(Dataset rows for apps and sites)
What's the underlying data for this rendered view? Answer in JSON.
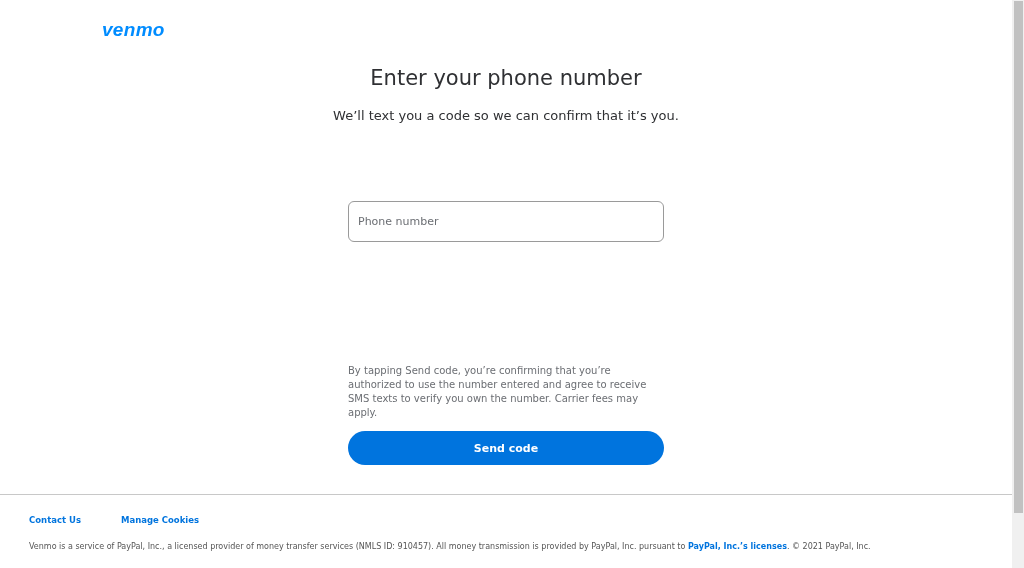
{
  "logo": "venmo",
  "heading": "Enter your phone number",
  "subheading": "We’ll text you a code so we can confirm that it’s you.",
  "phone_field": {
    "placeholder": "Phone number"
  },
  "consent": "By tapping Send code, you’re confirming that you’re authorized to use the number entered and agree to receive SMS texts to verify you own the number. Carrier fees may apply.",
  "send_button": "Send code",
  "footer": {
    "links": [
      "Contact Us",
      "Manage Cookies"
    ],
    "legal_before": "Venmo is a service of PayPal, Inc., a licensed provider of money transfer services (NMLS ID: 910457). All money transmission is provided by PayPal, Inc. pursuant to",
    "legal_link": "PayPal, Inc.’s licenses",
    "legal_after": ". © 2021 PayPal, Inc."
  }
}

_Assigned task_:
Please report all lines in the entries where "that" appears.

_Output of the task_:
  "subheading": "We’ll text you a code so we can confirm that it’s you.",
  "consent": "By tapping Send code, you’re confirming that you’re authorized to use the number entered and agree to receive SMS texts to verify you own the number. Carrier fees may apply.",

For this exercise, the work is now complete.